--- START ---
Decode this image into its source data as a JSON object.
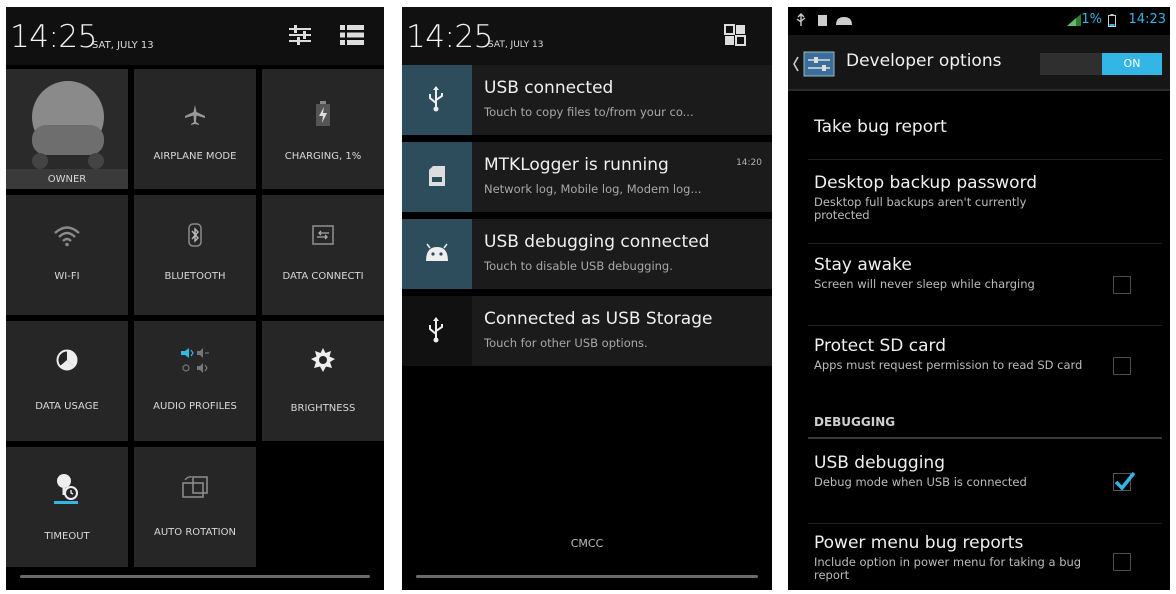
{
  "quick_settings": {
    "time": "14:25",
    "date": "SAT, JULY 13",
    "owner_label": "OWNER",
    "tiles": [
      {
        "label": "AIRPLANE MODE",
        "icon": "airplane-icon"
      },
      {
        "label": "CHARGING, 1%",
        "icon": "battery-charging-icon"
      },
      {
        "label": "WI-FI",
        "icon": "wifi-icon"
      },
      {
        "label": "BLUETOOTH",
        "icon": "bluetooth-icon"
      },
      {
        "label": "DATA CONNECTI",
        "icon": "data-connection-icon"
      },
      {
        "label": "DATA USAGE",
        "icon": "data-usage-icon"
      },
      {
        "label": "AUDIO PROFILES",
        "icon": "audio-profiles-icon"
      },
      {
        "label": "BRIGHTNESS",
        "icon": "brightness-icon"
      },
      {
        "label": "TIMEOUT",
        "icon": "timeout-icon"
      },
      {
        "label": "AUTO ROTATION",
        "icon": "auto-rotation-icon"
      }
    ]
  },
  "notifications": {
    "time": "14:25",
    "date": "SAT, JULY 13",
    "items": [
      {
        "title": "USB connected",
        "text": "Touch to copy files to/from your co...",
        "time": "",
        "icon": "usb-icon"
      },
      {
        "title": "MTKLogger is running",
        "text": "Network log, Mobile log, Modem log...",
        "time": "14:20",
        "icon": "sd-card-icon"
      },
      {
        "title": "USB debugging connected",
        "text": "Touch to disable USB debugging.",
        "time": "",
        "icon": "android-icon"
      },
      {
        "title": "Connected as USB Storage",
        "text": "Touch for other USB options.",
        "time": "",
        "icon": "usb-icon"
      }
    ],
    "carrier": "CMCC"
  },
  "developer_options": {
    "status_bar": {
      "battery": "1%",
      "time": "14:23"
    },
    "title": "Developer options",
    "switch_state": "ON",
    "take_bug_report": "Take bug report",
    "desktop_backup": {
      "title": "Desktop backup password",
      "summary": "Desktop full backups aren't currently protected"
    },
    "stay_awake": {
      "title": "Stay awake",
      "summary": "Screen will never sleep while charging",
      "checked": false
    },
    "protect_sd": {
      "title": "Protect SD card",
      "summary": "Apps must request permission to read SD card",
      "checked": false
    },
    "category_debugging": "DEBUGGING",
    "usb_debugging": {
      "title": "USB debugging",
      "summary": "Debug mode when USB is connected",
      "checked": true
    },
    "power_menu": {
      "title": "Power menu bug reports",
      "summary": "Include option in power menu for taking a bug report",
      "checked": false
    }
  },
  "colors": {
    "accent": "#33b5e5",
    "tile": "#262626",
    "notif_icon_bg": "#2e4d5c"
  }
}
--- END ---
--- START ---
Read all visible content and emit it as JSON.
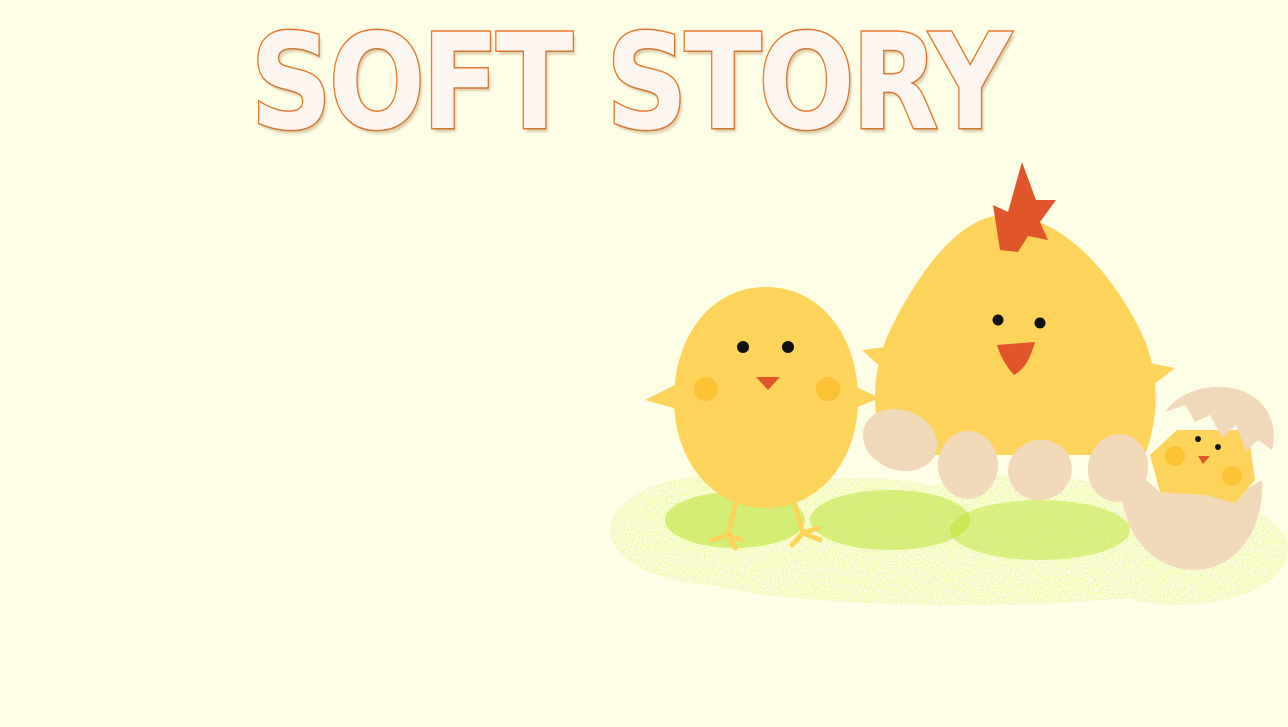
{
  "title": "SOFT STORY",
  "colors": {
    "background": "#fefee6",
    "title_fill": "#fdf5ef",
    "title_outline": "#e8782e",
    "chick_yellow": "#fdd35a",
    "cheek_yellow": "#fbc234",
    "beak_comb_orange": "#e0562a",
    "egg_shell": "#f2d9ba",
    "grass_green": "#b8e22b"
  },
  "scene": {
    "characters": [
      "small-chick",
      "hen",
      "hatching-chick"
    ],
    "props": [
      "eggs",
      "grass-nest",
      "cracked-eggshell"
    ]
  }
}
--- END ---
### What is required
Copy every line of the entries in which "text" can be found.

### Reply to the task
        "text": "Touch to copy files to/from your co...",
        "text": "Network log, Mobile log, Modem log...",
        "text": "Touch to disable USB debugging.",
        "text": "Touch for other USB options.",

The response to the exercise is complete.